The Italian magazine "RECOVER" has interviewed Marco Zoccarato - CEO of Forrec - about the treatment of tires, which has always been a difficult waste to treat and that, if left in landfills, can become a source of diseases due to stagnation of water and can be very dangerous in case of fire.
Tyre disposal is a complex subject. The ELT recovery market in Italy is regulated by the Consortia, but how does it work in other countries?
Data updated to 2017 certify that 3,424,500 tons of end-of-life tyres were produced, an increase of 4% compared to 2016. To date, estimates speak of over 3.6 million ELTs. The quantity is impressive, and there are still only a few species in countries where consumption is high, and every year the problem arises of how to dispose of these quantities. Landfill is obviously not an option.
We need applications that can absorb very large quantities of this material as recycling rates are still too low today. In Italy, even with the presence of consortia, the issue is not 100% solved, some countries are aligned with ours and rely on consortia for the management of tires, in others, however, a strategy is only at the beginning of its definition.
What are the steps that the end-of-life tyre must undergo for its proper recycling?
The channels that have historically been relied on are the production of shredded and powdered tyres of different sizes for the most varied applications: from asphalt to impact resistant pavements, from street furniture to components with rubber tyres. The larger sizes, on the other hand, are used as an alternative fuel for energy production (cement works or waste-to-energy plants). Is it a process that can be standardised or adapted to individual customer requirements?
The process has been standardised precisely because the market demand requires a product that must necessarily undergo certain mechanical processes. Over time we notice that the offer of the granule (0.8-4 mm) is much higher than the demand, so especially in some specific geographical areas, WTE (waste to energy) projects are starting aimed at the use of a shredded tyre of 50x50 mm size and with very specific characteristics in terms of size and type of cut.
During the process, which stage is more difficult?
Speaking of WTE, the most delicate phase is the primary shredding for the production of TDF (tyre derived fuel), in fact this treatment requires that the output product is of well-defined dimensions and with the characteristic of a clean cut and not frayed.
You have recently designed a new primary shredder specifically for ELTs. What are the characteristics of this new machine?

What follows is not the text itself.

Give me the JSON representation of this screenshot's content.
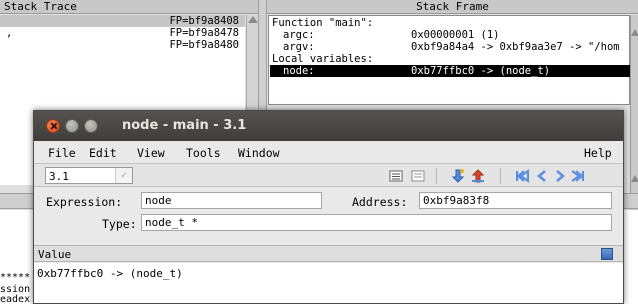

The TX1600 shredder has been created with the aim of satisfying specific market requirements, without neglecting productivity, which must never fall below 5 tons per hour for the treatment to be economically sustainable. The innovative and main feature of the shredder is the system of blades, designed to meet the above mentioned characteristics of the output material in terms of production and net cut with particular attention to operating costs, the blades are in fact easily interchangeable. Low speed and high torque guarantee maximum performances with low consumption.
What is the last perfected system for the treatment of ELT that you have supplied?
We are responding to our customers' requests with this new technology that has already been applied to a plant supplied in the Arab Emirates. The system does not only include the shredder, but a complete line of belts and screen. The same technology will also be replicated in Europe, with two outstanding orders and in Turkey with a ready-to-define agreement.
Forrec not only treats ELT but is able to offer single machines or complete plants for every kind of waste. What were the last "challenges" you were called to?
Surely the most complex challenge is the treatment of refrigerators: 2 large orders in France, 1 in Ukraine and 1 in the Kazakhstan (at the design stage) have requested a deep preparation and know-how in this sector, above all because of the need to meet (in Europe) the stringent regulations related to the treatment and recovery of gas contained in the refrigerator with a particular attention to safety.
The quality of Forrec products is Italian but how are you organized to assist your customers all over the world?
Forrec has a spare parts warehouse of about 2000 m2 with which we are able to cover 95% of requests in a very short time supported by an increasingly effective network of transport (also express) that allows us to reach even the most far areas in a short time.
The areas that are instead covered by our dealers are easier and quicker to manage, but generally we suggest to our customers the purchase of first need spare parts, consumables or critical parts to avoid downtime and loss of production.
Discover more about Forrec systems for tire treatment.